__Work item__:
The listing that follows is to be output in full and without change.

┌─ Exercise material

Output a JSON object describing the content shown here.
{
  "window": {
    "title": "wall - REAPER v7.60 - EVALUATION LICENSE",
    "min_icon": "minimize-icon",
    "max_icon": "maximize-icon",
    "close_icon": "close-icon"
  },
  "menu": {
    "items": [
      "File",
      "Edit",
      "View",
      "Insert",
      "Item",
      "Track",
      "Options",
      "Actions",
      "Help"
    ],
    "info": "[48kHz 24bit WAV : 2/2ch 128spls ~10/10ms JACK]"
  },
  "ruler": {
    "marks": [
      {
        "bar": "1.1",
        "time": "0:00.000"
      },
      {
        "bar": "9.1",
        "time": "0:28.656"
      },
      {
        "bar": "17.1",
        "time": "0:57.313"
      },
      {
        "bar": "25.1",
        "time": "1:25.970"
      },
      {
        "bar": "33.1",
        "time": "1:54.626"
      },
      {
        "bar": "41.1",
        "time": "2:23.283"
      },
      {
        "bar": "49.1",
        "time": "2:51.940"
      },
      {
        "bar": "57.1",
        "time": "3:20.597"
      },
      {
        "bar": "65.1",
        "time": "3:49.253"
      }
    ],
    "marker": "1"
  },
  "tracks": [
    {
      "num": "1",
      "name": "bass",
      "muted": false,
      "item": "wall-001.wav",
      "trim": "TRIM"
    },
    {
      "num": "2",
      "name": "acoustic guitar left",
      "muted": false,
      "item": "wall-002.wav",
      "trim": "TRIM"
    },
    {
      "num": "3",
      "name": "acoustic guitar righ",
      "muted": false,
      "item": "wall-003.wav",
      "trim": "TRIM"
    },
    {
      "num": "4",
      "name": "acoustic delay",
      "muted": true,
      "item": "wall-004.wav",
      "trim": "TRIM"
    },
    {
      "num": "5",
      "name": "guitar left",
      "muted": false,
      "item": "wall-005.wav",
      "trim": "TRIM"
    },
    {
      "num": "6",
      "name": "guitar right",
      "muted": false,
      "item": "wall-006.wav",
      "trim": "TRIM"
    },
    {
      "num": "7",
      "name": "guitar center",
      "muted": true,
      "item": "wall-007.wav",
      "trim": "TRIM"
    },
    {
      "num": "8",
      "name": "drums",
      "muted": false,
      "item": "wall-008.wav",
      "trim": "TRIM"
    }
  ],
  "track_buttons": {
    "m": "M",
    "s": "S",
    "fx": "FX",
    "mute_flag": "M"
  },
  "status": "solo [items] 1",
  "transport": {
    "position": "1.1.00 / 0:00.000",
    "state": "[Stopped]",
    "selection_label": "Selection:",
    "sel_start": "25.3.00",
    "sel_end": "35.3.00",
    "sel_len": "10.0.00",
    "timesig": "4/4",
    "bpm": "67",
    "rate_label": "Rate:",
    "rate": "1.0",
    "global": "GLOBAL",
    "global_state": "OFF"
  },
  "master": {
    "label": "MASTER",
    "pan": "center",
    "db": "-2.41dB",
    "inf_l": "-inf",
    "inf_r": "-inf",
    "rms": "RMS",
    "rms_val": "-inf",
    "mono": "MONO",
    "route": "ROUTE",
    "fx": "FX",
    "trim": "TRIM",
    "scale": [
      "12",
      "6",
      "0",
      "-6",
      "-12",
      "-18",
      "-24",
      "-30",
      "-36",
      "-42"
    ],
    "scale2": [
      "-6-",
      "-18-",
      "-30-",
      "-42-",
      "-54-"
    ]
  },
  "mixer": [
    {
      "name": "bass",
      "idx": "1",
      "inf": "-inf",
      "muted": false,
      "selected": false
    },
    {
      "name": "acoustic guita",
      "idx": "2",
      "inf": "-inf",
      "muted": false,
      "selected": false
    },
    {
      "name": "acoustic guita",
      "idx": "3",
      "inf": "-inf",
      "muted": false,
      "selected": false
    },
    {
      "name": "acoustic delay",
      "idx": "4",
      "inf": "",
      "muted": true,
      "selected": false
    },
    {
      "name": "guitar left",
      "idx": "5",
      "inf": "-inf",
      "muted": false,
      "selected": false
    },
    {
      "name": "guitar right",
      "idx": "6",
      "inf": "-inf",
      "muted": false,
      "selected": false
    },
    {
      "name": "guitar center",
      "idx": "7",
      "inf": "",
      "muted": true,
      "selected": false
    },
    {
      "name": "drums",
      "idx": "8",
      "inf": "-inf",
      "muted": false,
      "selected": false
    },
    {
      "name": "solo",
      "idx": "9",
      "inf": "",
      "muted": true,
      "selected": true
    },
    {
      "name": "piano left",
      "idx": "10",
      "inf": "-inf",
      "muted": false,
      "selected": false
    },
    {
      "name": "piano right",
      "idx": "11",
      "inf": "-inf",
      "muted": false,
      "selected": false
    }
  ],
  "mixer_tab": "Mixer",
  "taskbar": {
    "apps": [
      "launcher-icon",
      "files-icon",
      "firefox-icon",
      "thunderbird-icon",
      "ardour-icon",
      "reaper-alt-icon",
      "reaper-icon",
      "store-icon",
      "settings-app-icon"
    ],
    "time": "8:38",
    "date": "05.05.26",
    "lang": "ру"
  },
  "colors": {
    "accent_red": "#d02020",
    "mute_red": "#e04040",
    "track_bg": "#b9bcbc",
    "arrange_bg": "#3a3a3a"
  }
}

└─

__The answer__:
Output a JSON object describing the content shown here.
{
  "window": {
    "title": "wall - REAPER v7.60 - EVALUATION LICENSE",
    "min_icon": "minimize-icon",
    "max_icon": "maximize-icon",
    "close_icon": "close-icon"
  },
  "menu": {
    "items": [
      "File",
      "Edit",
      "View",
      "Insert",
      "Item",
      "Track",
      "Options",
      "Actions",
      "Help"
    ],
    "info": "[48kHz 24bit WAV : 2/2ch 128spls ~10/10ms JACK]"
  },
  "ruler": {
    "marks": [
      {
        "bar": "1.1",
        "time": "0:00.000"
      },
      {
        "bar": "9.1",
        "time": "0:28.656"
      },
      {
        "bar": "17.1",
        "time": "0:57.313"
      },
      {
        "bar": "25.1",
        "time": "1:25.970"
      },
      {
        "bar": "33.1",
        "time": "1:54.626"
      },
      {
        "bar": "41.1",
        "time": "2:23.283"
      },
      {
        "bar": "49.1",
        "time": "2:51.940"
      },
      {
        "bar": "57.1",
        "time": "3:20.597"
      },
      {
        "bar": "65.1",
        "time": "3:49.253"
      }
    ],
    "marker": "1"
  },
  "tracks": [
    {
      "num": "1",
      "name": "bass",
      "muted": false,
      "item": "wall-001.wav",
      "trim": "TRIM"
    },
    {
      "num": "2",
      "name": "acoustic guitar left",
      "muted": false,
      "item": "wall-002.wav",
      "trim": "TRIM"
    },
    {
      "num": "3",
      "name": "acoustic guitar righ",
      "muted": false,
      "item": "wall-003.wav",
      "trim": "TRIM"
    },
    {
      "num": "4",
      "name": "acoustic delay",
      "muted": true,
      "item": "wall-004.wav",
      "trim": "TRIM"
    },
    {
      "num": "5",
      "name": "guitar left",
      "muted": false,
      "item": "wall-005.wav",
      "trim": "TRIM"
    },
    {
      "num": "6",
      "name": "guitar right",
      "muted": false,
      "item": "wall-006.wav",
      "trim": "TRIM"
    },
    {
      "num": "7",
      "name": "guitar center",
      "muted": true,
      "item": "wall-007.wav",
      "trim": "TRIM"
    },
    {
      "num": "8",
      "name": "drums",
      "muted": false,
      "item": "wall-008.wav",
      "trim": "TRIM"
    }
  ],
  "track_buttons": {
    "m": "M",
    "s": "S",
    "fx": "FX",
    "mute_flag": "M"
  },
  "status": "solo [items] 1",
  "transport": {
    "position": "1.1.00 / 0:00.000",
    "state": "[Stopped]",
    "selection_label": "Selection:",
    "sel_start": "25.3.00",
    "sel_end": "35.3.00",
    "sel_len": "10.0.00",
    "timesig": "4/4",
    "bpm": "67",
    "rate_label": "Rate:",
    "rate": "1.0",
    "global": "GLOBAL",
    "global_state": "OFF"
  },
  "master": {
    "label": "MASTER",
    "pan": "center",
    "db": "-2.41dB",
    "inf_l": "-inf",
    "inf_r": "-inf",
    "rms": "RMS",
    "rms_val": "-inf",
    "mono": "MONO",
    "route": "ROUTE",
    "fx": "FX",
    "trim": "TRIM",
    "scale": [
      "12",
      "6",
      "0",
      "-6",
      "-12",
      "-18",
      "-24",
      "-30",
      "-36",
      "-42"
    ],
    "scale2": [
      "-6-",
      "-18-",
      "-30-",
      "-42-",
      "-54-"
    ]
  },
  "mixer": [
    {
      "name": "bass",
      "idx": "1",
      "inf": "-inf",
      "muted": false,
      "selected": false
    },
    {
      "name": "acoustic guita",
      "idx": "2",
      "inf": "-inf",
      "muted": false,
      "selected": false
    },
    {
      "name": "acoustic guita",
      "idx": "3",
      "inf": "-inf",
      "muted": false,
      "selected": false
    },
    {
      "name": "acoustic delay",
      "idx": "4",
      "inf": "",
      "muted": true,
      "selected": false
    },
    {
      "name": "guitar left",
      "idx": "5",
      "inf": "-inf",
      "muted": false,
      "selected": false
    },
    {
      "name": "guitar right",
      "idx": "6",
      "inf": "-inf",
      "muted": false,
      "selected": false
    },
    {
      "name": "guitar center",
      "idx": "7",
      "inf": "",
      "muted": true,
      "selected": false
    },
    {
      "name": "drums",
      "idx": "8",
      "inf": "-inf",
      "muted": false,
      "selected": false
    },
    {
      "name": "solo",
      "idx": "9",
      "inf": "",
      "muted": true,
      "selected": true
    },
    {
      "name": "piano left",
      "idx": "10",
      "inf": "-inf",
      "muted": false,
      "selected": false
    },
    {
      "name": "piano right",
      "idx": "11",
      "inf": "-inf",
      "muted": false,
      "selected": false
    }
  ],
  "mixer_tab": "Mixer",
  "taskbar": {
    "apps": [
      "launcher-icon",
      "files-icon",
      "firefox-icon",
      "thunderbird-icon",
      "ardour-icon",
      "reaper-alt-icon",
      "reaper-icon",
      "store-icon",
      "settings-app-icon"
    ],
    "time": "8:38",
    "date": "05.05.26",
    "lang": "ру"
  },
  "colors": {
    "accent_red": "#d02020",
    "mute_red": "#e04040",
    "track_bg": "#b9bcbc",
    "arrange_bg": "#3a3a3a"
  }
}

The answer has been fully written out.